Thin (2–5mm) inserts placed between a boot’s midsole and outsole to increase rigidity and support, which can help when carrying heavier loads or hiking in steeper terrain.
The “upper” of a hiking boot is all of the material above the sole. Because it encompasses such a large part of the boot, this component influences a boot’s weight, water resistance, breathability, ruggedness, and overall performance more than any other.
The most common materials used in uppers include:
This type of upper is typically tough, durable, and highly water-resistant. It is most commonly found on backpacking boots and models intended for use in more rugged terrain.
On the downside, full-grain leather is heavy, restricts breathability, takes a long time to break-in, and takes far longer than synthetic materials to dry out once wet.
Found in both day-hiking and backpacking models, split-grain leather is typically combined with synthetic fabrics to save weight and enhance breathability. While cheaper, lighter, more supple, and more breathable than full-grain leather, split-grain is less water- and abrasion-resistant.
Like suede, nubuck has a velvety and soft, napped finish. This fabric represents a sort of happy medium between full- and split-grain leathers, offering good water and abrasion-resistance, lighter weight, and more suppleness.
The types of synthetics most commonly used on hiking shoes and boots are nylon, polyester, poly-nylon blends, and synthetic leather. Each of these materials is typically lighter, more breathable, quicker drying, and cheaper than leather but also lack leather’s durability, abrasion resistance, and water resistance.
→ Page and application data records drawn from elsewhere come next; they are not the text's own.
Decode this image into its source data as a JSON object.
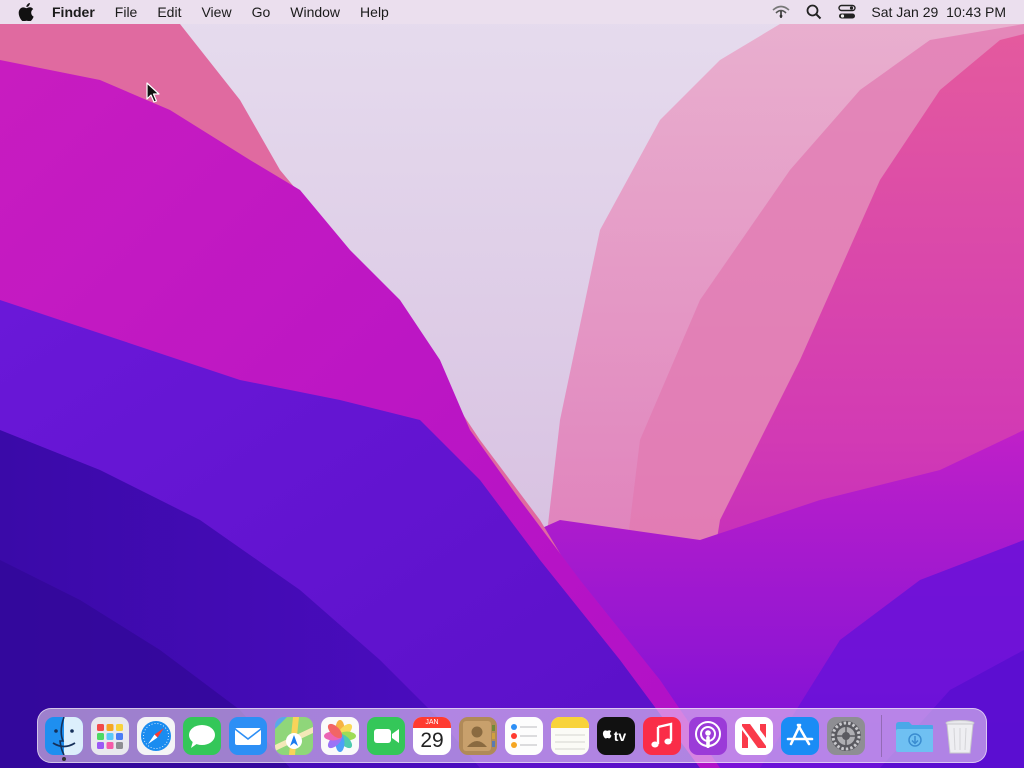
{
  "menubar": {
    "apple_icon": "apple-icon",
    "app_name": "Finder",
    "menus": [
      "File",
      "Edit",
      "View",
      "Go",
      "Window",
      "Help"
    ],
    "status_icons": [
      "wifi-icon",
      "search-icon",
      "control-center-icon"
    ],
    "clock": "Sat Jan 29  10:43 PM"
  },
  "dock": {
    "apps": [
      {
        "name": "Finder",
        "icon": "finder-icon",
        "running": true
      },
      {
        "name": "Launchpad",
        "icon": "launchpad-icon"
      },
      {
        "name": "Safari",
        "icon": "safari-icon"
      },
      {
        "name": "Messages",
        "icon": "messages-icon"
      },
      {
        "name": "Mail",
        "icon": "mail-icon"
      },
      {
        "name": "Maps",
        "icon": "maps-icon"
      },
      {
        "name": "Photos",
        "icon": "photos-icon"
      },
      {
        "name": "FaceTime",
        "icon": "facetime-icon"
      },
      {
        "name": "Calendar",
        "icon": "calendar-icon",
        "month": "JAN",
        "day": "29"
      },
      {
        "name": "Contacts",
        "icon": "contacts-icon"
      },
      {
        "name": "Reminders",
        "icon": "reminders-icon"
      },
      {
        "name": "Notes",
        "icon": "notes-icon"
      },
      {
        "name": "TV",
        "icon": "tv-icon",
        "label": "tv"
      },
      {
        "name": "Music",
        "icon": "music-icon"
      },
      {
        "name": "Podcasts",
        "icon": "podcasts-icon"
      },
      {
        "name": "News",
        "icon": "news-icon"
      },
      {
        "name": "App Store",
        "icon": "app-store-icon"
      },
      {
        "name": "System Preferences",
        "icon": "system-preferences-icon"
      }
    ],
    "others": [
      {
        "name": "Downloads",
        "icon": "downloads-folder-icon"
      },
      {
        "name": "Trash",
        "icon": "trash-icon"
      }
    ]
  },
  "colors": {
    "wallpaper_magenta": "#c014c0",
    "wallpaper_purple": "#5a0fd0",
    "wallpaper_pink": "#e0609a",
    "wallpaper_haze": "#d8c8e8"
  }
}
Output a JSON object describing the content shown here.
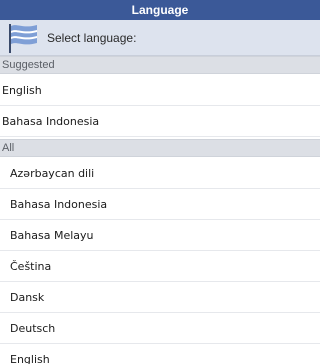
{
  "title": "Language",
  "prompt": {
    "label": "Select language:",
    "icon": "flag-icon"
  },
  "sections": {
    "suggested": {
      "header": "Suggested",
      "items": [
        "English",
        "Bahasa Indonesia"
      ]
    },
    "all": {
      "header": "All",
      "items": [
        "Azərbaycan dili",
        "Bahasa Indonesia",
        "Bahasa Melayu",
        "Čeština",
        "Dansk",
        "Deutsch",
        "English"
      ]
    }
  },
  "colors": {
    "titlebar": "#3b5998",
    "prompt_bg": "#dde3ee",
    "section_bg": "#dcdfe5"
  }
}
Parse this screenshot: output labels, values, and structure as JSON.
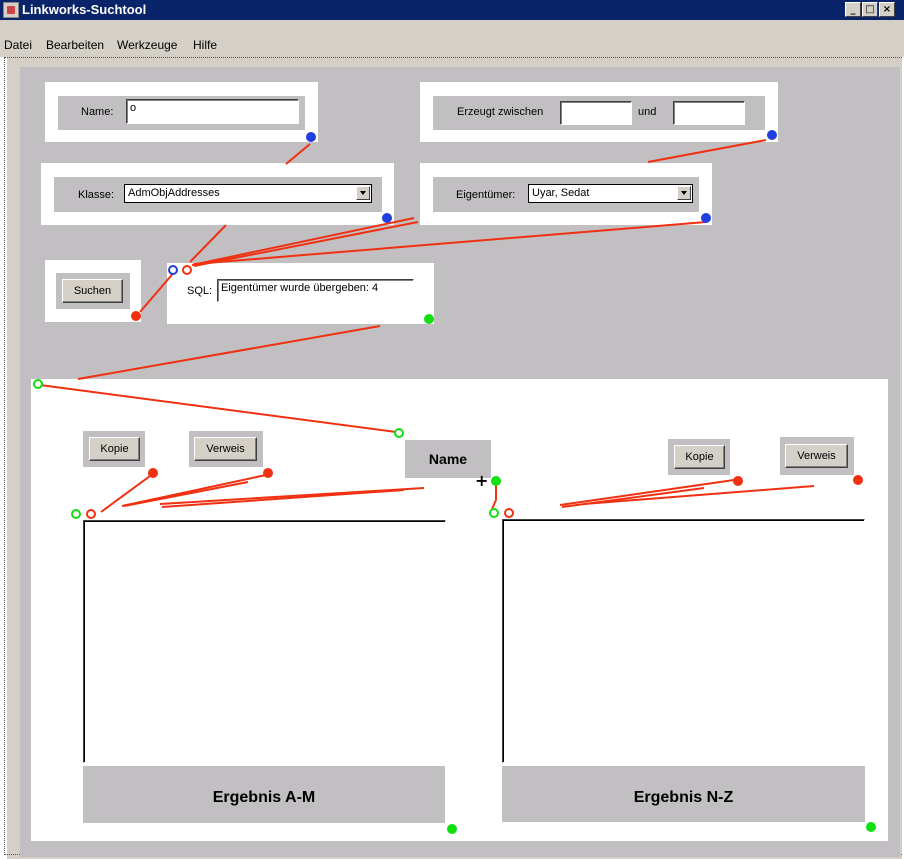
{
  "window": {
    "title": "Linkworks-Suchtool",
    "controls": [
      "_",
      "□",
      "×"
    ]
  },
  "menu": [
    "Datei",
    "Bearbeiten",
    "Werkzeuge",
    "Hilfe"
  ],
  "name_field": {
    "label": "Name:",
    "value": "o"
  },
  "date_range": {
    "label": "Erzeugt zwischen",
    "and_label": "und",
    "from": "",
    "to": ""
  },
  "klasse": {
    "label": "Klasse:",
    "value": "AdmObjAddresses"
  },
  "eigentuemer": {
    "label": "Eigentümer:",
    "value": "Uyar, Sedat"
  },
  "search_button": "Suchen",
  "sql": {
    "label": "SQL:",
    "value": "Eigentümer wurde übergeben: 4"
  },
  "name_header": "Name",
  "left_result": {
    "copy": "Kopie",
    "link": "Verweis",
    "title": "Ergebnis A-M"
  },
  "right_result": {
    "copy": "Kopie",
    "link": "Verweis",
    "title": "Ergebnis N-Z"
  },
  "colors": {
    "wire": "#f03010",
    "port_blue": "#1f3fe0",
    "port_green": "#10e010",
    "titlebar": "#0a246a"
  }
}
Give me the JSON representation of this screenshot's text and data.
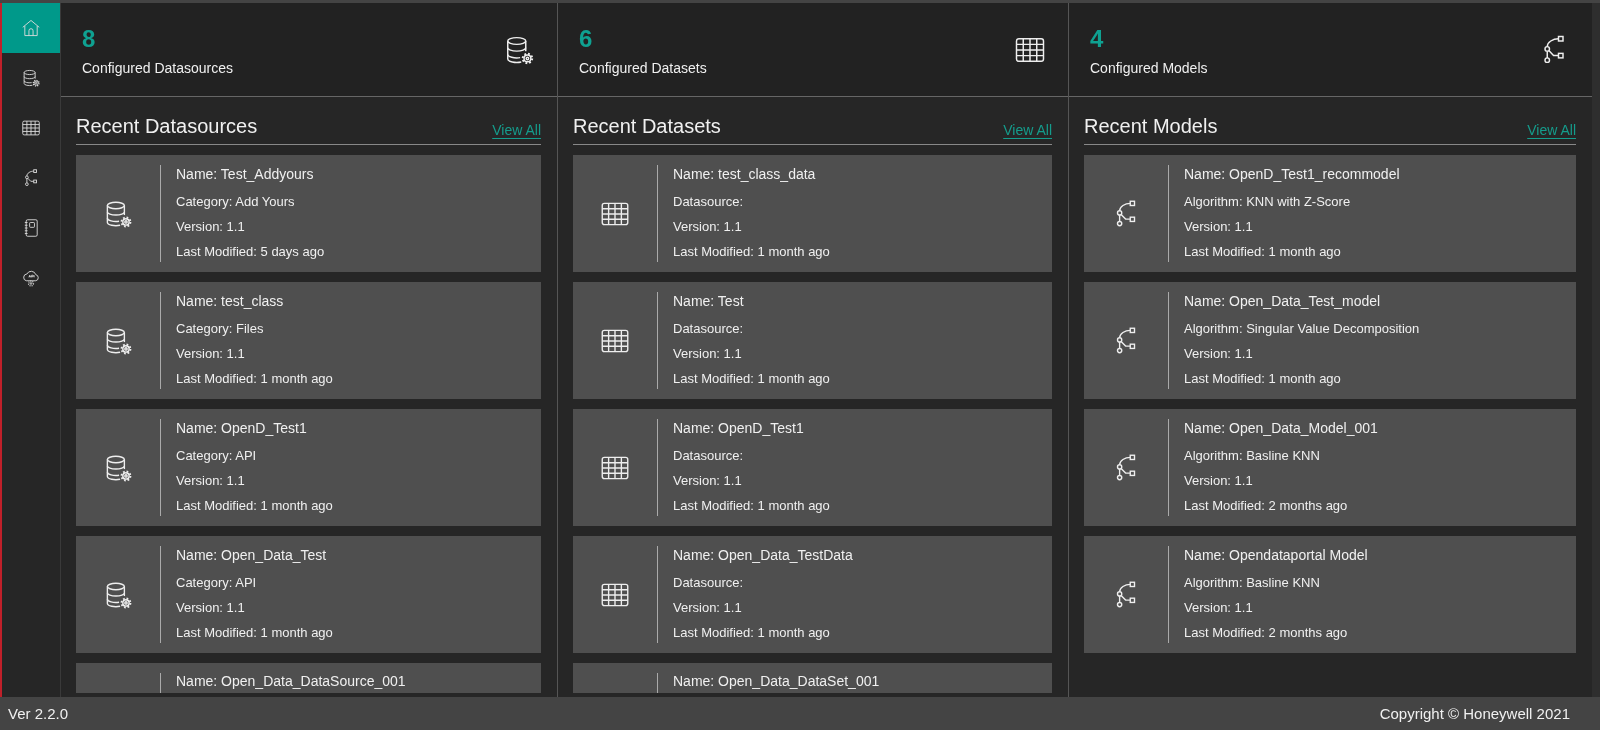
{
  "sidebar": {
    "items": [
      {
        "kind": "home",
        "selected": true
      },
      {
        "kind": "datasource",
        "selected": false
      },
      {
        "kind": "dataset",
        "selected": false
      },
      {
        "kind": "model",
        "selected": false
      },
      {
        "kind": "notebook",
        "selected": false
      },
      {
        "kind": "api",
        "selected": false
      }
    ]
  },
  "columns": [
    {
      "kind": "datasource",
      "count": "8",
      "label": "Configured Datasources",
      "title": "Recent Datasources",
      "view_all": "View All",
      "cards": [
        {
          "lines": [
            "Name: Test_Addyours",
            "Category: Add Yours",
            "Version: 1.1",
            "Last Modified: 5 days ago"
          ]
        },
        {
          "lines": [
            "Name: test_class",
            "Category: Files",
            "Version: 1.1",
            "Last Modified: 1 month ago"
          ]
        },
        {
          "lines": [
            "Name: OpenD_Test1",
            "Category: API",
            "Version: 1.1",
            "Last Modified: 1 month ago"
          ]
        },
        {
          "lines": [
            "Name: Open_Data_Test",
            "Category: API",
            "Version: 1.1",
            "Last Modified: 1 month ago"
          ]
        },
        {
          "lines": [
            "Name: Open_Data_DataSource_001"
          ]
        }
      ]
    },
    {
      "kind": "dataset",
      "count": "6",
      "label": "Configured Datasets",
      "title": "Recent Datasets",
      "view_all": "View All",
      "cards": [
        {
          "lines": [
            "Name: test_class_data",
            "Datasource:",
            "Version: 1.1",
            "Last Modified: 1 month ago"
          ]
        },
        {
          "lines": [
            "Name: Test",
            "Datasource:",
            "Version: 1.1",
            "Last Modified: 1 month ago"
          ]
        },
        {
          "lines": [
            "Name: OpenD_Test1",
            "Datasource:",
            "Version: 1.1",
            "Last Modified: 1 month ago"
          ]
        },
        {
          "lines": [
            "Name: Open_Data_TestData",
            "Datasource:",
            "Version: 1.1",
            "Last Modified: 1 month ago"
          ]
        },
        {
          "lines": [
            "Name: Open_Data_DataSet_001"
          ]
        }
      ]
    },
    {
      "kind": "model",
      "count": "4",
      "label": "Configured Models",
      "title": "Recent Models",
      "view_all": "View All",
      "cards": [
        {
          "lines": [
            "Name: OpenD_Test1_recommodel",
            "Algorithm: KNN with Z-Score",
            "Version: 1.1",
            "Last Modified: 1 month ago"
          ]
        },
        {
          "lines": [
            "Name: Open_Data_Test_model",
            "Algorithm: Singular Value Decomposition",
            "Version: 1.1",
            "Last Modified: 1 month ago"
          ]
        },
        {
          "lines": [
            "Name: Open_Data_Model_001",
            "Algorithm: Basline KNN",
            "Version: 1.1",
            "Last Modified: 2 months ago"
          ]
        },
        {
          "lines": [
            "Name: Opendataportal Model",
            "Algorithm: Basline KNN",
            "Version: 1.1",
            "Last Modified: 2 months ago"
          ]
        }
      ]
    }
  ],
  "footer": {
    "version": "Ver 2.2.0",
    "copyright": "Copyright © Honeywell 2021"
  }
}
So, how did you enjoy our Anatomy of a Hiking Boot?
Knowing your hiking shoe/boot terminology won’t make you a better hiker or your boots more comfortable, granted. However, awareness of the jargon can come in very handy when buying new boots and earn you some serious kudos amongst your hiking buddies!
If you have any comments or questions about hiking boots or shoes, please drop them in the comments box below. And if you liked this post, please go ahead and share it with your friends!